_Work required_: Restate all of the data exactly.

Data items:
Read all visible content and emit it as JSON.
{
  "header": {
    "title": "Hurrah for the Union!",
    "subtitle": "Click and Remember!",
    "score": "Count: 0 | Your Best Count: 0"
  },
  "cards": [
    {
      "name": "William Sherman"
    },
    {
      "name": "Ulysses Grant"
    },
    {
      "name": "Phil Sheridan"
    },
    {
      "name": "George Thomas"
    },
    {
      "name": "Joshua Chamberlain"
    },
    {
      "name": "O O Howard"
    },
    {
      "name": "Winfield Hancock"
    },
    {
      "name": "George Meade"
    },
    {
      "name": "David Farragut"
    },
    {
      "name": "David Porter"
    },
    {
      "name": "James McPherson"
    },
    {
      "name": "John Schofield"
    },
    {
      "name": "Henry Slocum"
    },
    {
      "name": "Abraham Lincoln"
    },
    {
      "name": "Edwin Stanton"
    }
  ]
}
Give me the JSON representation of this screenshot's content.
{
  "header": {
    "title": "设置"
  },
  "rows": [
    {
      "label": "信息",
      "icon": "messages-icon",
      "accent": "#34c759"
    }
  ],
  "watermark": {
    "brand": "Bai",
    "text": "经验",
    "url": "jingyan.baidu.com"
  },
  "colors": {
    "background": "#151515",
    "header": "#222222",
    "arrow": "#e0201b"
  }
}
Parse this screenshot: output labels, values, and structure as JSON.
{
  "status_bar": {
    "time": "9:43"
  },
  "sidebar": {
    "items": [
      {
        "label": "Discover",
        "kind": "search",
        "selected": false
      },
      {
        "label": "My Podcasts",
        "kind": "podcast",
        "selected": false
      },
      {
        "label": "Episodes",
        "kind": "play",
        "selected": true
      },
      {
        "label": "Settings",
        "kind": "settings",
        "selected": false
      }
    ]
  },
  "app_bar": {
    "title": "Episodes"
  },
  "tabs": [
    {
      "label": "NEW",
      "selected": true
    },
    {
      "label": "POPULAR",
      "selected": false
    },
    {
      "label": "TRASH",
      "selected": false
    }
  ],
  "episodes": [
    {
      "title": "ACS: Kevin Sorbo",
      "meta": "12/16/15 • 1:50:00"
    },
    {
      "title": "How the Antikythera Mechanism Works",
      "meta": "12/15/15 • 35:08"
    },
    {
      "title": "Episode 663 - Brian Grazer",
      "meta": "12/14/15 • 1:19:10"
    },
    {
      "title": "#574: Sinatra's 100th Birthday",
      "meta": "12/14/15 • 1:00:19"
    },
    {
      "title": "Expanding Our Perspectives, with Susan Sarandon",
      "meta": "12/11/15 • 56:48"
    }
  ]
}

_Exercise answer_:
Read all visible content and emit it as JSON.
{
  "header": {
    "title": "Hurrah for the Union!",
    "subtitle": "Click and Remember!",
    "score": "Count: 0 | Your Best Count: 0"
  },
  "cards": [
    {
      "name": "William Sherman"
    },
    {
      "name": "Ulysses Grant"
    },
    {
      "name": "Phil Sheridan"
    },
    {
      "name": "George Thomas"
    },
    {
      "name": "Joshua Chamberlain"
    },
    {
      "name": "O O Howard"
    },
    {
      "name": "Winfield Hancock"
    },
    {
      "name": "George Meade"
    },
    {
      "name": "David Farragut"
    },
    {
      "name": "David Porter"
    },
    {
      "name": "James McPherson"
    },
    {
      "name": "John Schofield"
    },
    {
      "name": "Henry Slocum"
    },
    {
      "name": "Abraham Lincoln"
    },
    {
      "name": "Edwin Stanton"
    }
  ]
}
Give me the JSON representation of this screenshot's content.
{
  "header": {
    "title": "设置"
  },
  "rows": [
    {
      "label": "信息",
      "icon": "messages-icon",
      "accent": "#34c759"
    }
  ],
  "watermark": {
    "brand": "Bai",
    "text": "经验",
    "url": "jingyan.baidu.com"
  },
  "colors": {
    "background": "#151515",
    "header": "#222222",
    "arrow": "#e0201b"
  }
}
Parse this screenshot: output labels, values, and structure as JSON.
{
  "status_bar": {
    "time": "9:43"
  },
  "sidebar": {
    "items": [
      {
        "label": "Discover",
        "kind": "search",
        "selected": false
      },
      {
        "label": "My Podcasts",
        "kind": "podcast",
        "selected": false
      },
      {
        "label": "Episodes",
        "kind": "play",
        "selected": true
      },
      {
        "label": "Settings",
        "kind": "settings",
        "selected": false
      }
    ]
  },
  "app_bar": {
    "title": "Episodes"
  },
  "tabs": [
    {
      "label": "NEW",
      "selected": true
    },
    {
      "label": "POPULAR",
      "selected": false
    },
    {
      "label": "TRASH",
      "selected": false
    }
  ],
  "episodes": [
    {
      "title": "ACS: Kevin Sorbo",
      "meta": "12/16/15 • 1:50:00"
    },
    {
      "title": "How the Antikythera Mechanism Works",
      "meta": "12/15/15 • 35:08"
    },
    {
      "title": "Episode 663 - Brian Grazer",
      "meta": "12/14/15 • 1:19:10"
    },
    {
      "title": "#574: Sinatra's 100th Birthday",
      "meta": "12/14/15 • 1:00:19"
    },
    {
      "title": "Expanding Our Perspectives, with Susan Sarandon",
      "meta": "12/11/15 • 56:48"
    }
  ]
}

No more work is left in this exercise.